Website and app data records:
● ● ● ● ● ● ●

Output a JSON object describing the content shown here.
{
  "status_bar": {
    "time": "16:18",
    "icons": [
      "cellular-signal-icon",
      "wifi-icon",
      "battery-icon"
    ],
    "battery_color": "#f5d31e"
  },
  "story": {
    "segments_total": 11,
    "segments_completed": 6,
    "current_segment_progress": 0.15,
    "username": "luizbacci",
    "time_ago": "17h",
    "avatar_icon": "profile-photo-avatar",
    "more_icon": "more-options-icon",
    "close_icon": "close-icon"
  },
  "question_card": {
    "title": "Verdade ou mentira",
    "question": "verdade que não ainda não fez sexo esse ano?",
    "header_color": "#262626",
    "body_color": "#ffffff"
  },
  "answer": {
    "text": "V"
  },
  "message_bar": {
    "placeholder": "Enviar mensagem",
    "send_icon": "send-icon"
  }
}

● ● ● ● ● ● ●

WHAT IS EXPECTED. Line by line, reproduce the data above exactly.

SOLUTION FOR THIS EXERCISE.
Output a JSON object describing the content shown here.
{
  "status_bar": {
    "time": "16:18",
    "icons": [
      "cellular-signal-icon",
      "wifi-icon",
      "battery-icon"
    ],
    "battery_color": "#f5d31e"
  },
  "story": {
    "segments_total": 11,
    "segments_completed": 6,
    "current_segment_progress": 0.15,
    "username": "luizbacci",
    "time_ago": "17h",
    "avatar_icon": "profile-photo-avatar",
    "more_icon": "more-options-icon",
    "close_icon": "close-icon"
  },
  "question_card": {
    "title": "Verdade ou mentira",
    "question": "verdade que não ainda não fez sexo esse ano?",
    "header_color": "#262626",
    "body_color": "#ffffff"
  },
  "answer": {
    "text": "V"
  },
  "message_bar": {
    "placeholder": "Enviar mensagem",
    "send_icon": "send-icon"
  }
}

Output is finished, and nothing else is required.